SMart and Final

Santa Monica is at a crossroads. Will speculators or residents determine our city’s future? Since developers tend to think short term, focusing on profitability, it is important that residents, with their emphasis on the city’s livability, also weigh in to balance the discussion. At present, it appears that our City leaders have chosen to put the interests of those that would exploit our resources above those in whose interest it is to preserve them. This strategy is both short sighted and unsustainable in the long run.

Our downtown is currently “ground zero” – where the battle for our city’s soul is playing out. Although the new downtown plan will reduce height somewhat from the current allowable levels, more densification and height of the downtown is still likely. If the new regulations are enacted as proposed, property values are likely to go up and many of our historic downtown buildings would likely come down.

Since our city is only 8.4 square miles, and our downtown a small fraction of that (5 percent), it will not take long before we run out of space for new growth. Our dependence on new construction to generate income is both unsustainable and short sighted. Our land area is limited and the inevitable negative impacts on the city could be irreversible. Our main source of income, tourism, is bound to suffer if our city were to become overbuilt. Gone will be our “beach town charm” as the city falls into shadow and gridlock.

Another reason to reconsider a more sustainable approach is that retail and office space, currently in demand, may not be so in the future. Retail sales have diminished markedly with the advent of on-line shopping. Many “brick and mortar” establishments are going out of business, downsizing or shifting their marketing and sales to the Internet. The hospitality industry might also decline as tourists choose “home shares” over hotel suites. It may not be long before office rentals also start to fall off as well if more employees elect to work from home and forgo their daily commute to the office. The City may be “betting on the wrong horse” as business models change. In the not so distant future, our City’s choice to promote development at the expense of tourism may backfire.

While tourism is sure to continue, it is likely to diminish if our “beach town” character is lost and our city is mired in traffic. Perhaps now is the time to stop and ask ourselves what our current needs are, and in what kind of city do we want to reside in the future? Should we build on our past success as a small community or trade our beach town ambiance and scale for an urban dystopia – a “West Coast Miami Beach”?

So, what are the alternatives? What type of development might enhance rather than degrade our city? A good place to start would be maintaining our low-rise scale and beach town ambiance – the primary reasons for our current success. Secondly, we might consider focusing on new cCultural venues that promote the Arts and Entertainment to broaden our appeal, . sSince the alternative, relying on outdated commercial development, is more likely to diminish it. Lastly, we should follow the prescriptions in the 2010 Land Use and Circulation Element (LUCE) that recommended that high-rise development occur at our eastern border with Los Angeles, not adjacent our cCity’s primary assets – our beaches, downtown and The Promenade.

Our City currently owns several large parcels that can be developed as world-class venues for the arts, exhibitions, entertainment etc.
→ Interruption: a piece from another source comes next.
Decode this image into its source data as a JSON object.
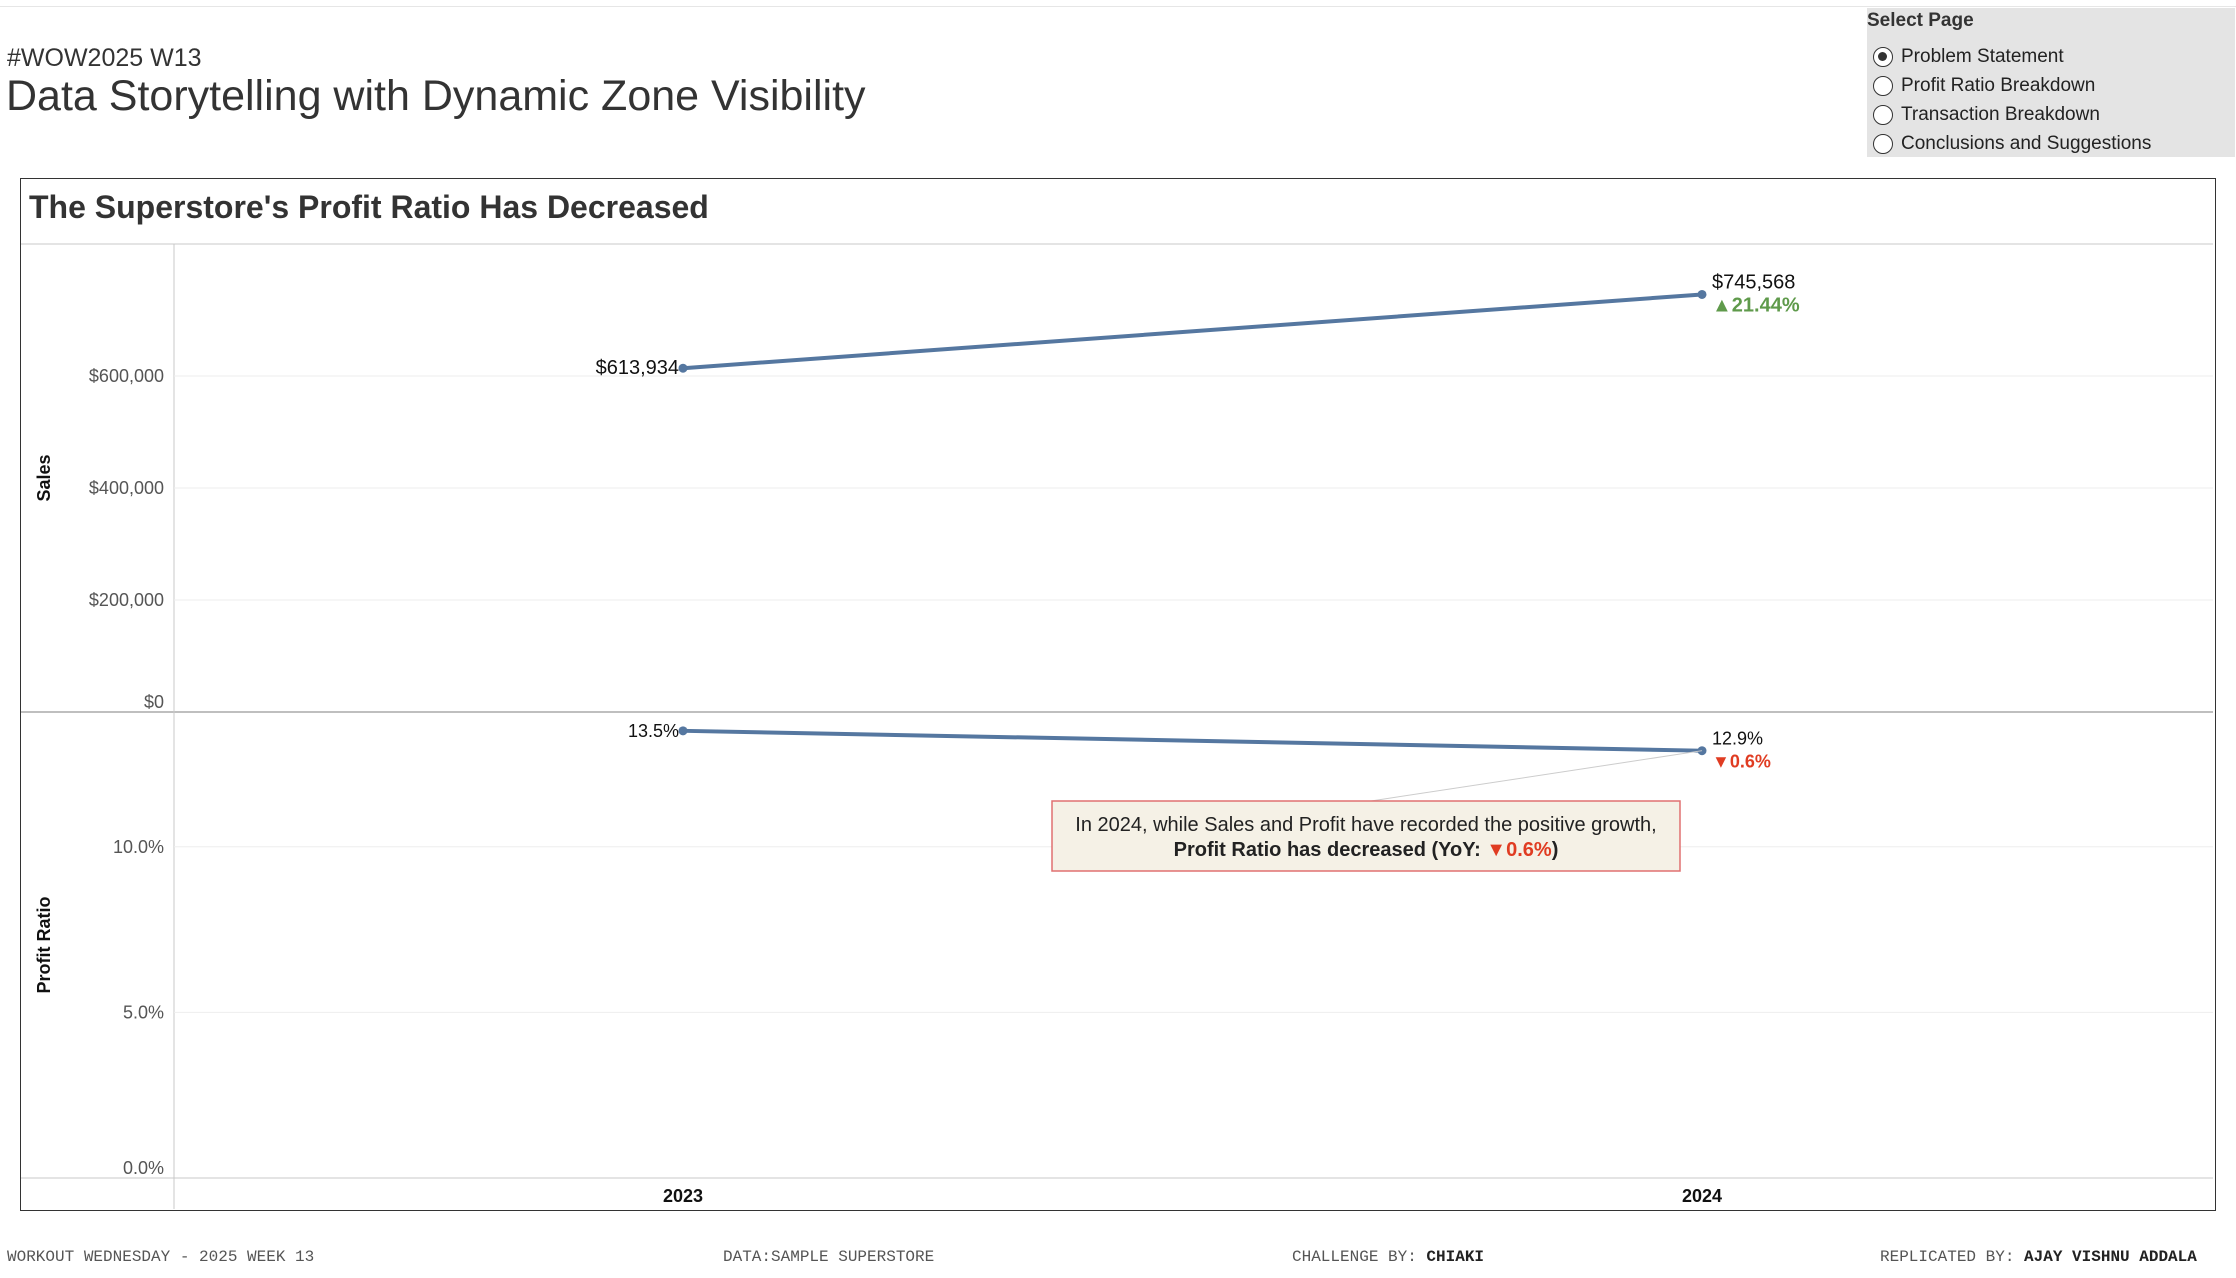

For example, the Civic Center remains an ideal venue for a large cultural center. If the current structure is no longer viable, we could preserve the historic entry but replace the antiquated building with a large, tented amphitheater. This would be a performance venue similar to that in Aspen for their annual Music Festival. Daytime uses do not require artificial lighting or air conditioning, as does our current venue. Bergamot Station must become a center for the visual arts, with galleries, a museum and an open-air performance space. The airport site could become a college campus in addition to a world-class park. Perhaps we should be incentivizing the construction of more sustainable and adaptable uses rather than energy consuming, outdated ones.

We need an inspired vision for Santa Monica’s future, one that builds on our past success rather than diminishing it. We need to find the proper balance between preservation and innovation, such that each compliments the other. This is the surest path to enhance the unique qualities that define our cCity in the context of a rapidly changing world. If successful, we will assure our financial viability and our livability for many years to come.

Thane Roberts for SMa.r.t. (Santa Monica Architects for a Responsible Tomorrow).

Robert H. Taylor AIA, Mario Fonda-Bonardi AIA, Ron Goldman FAIA, Daniel Jansenson Architect, Thane Roberts AIA, Architect, Samuel Tolkin AIA, Phil Brock, Santa Monica Arts Commission.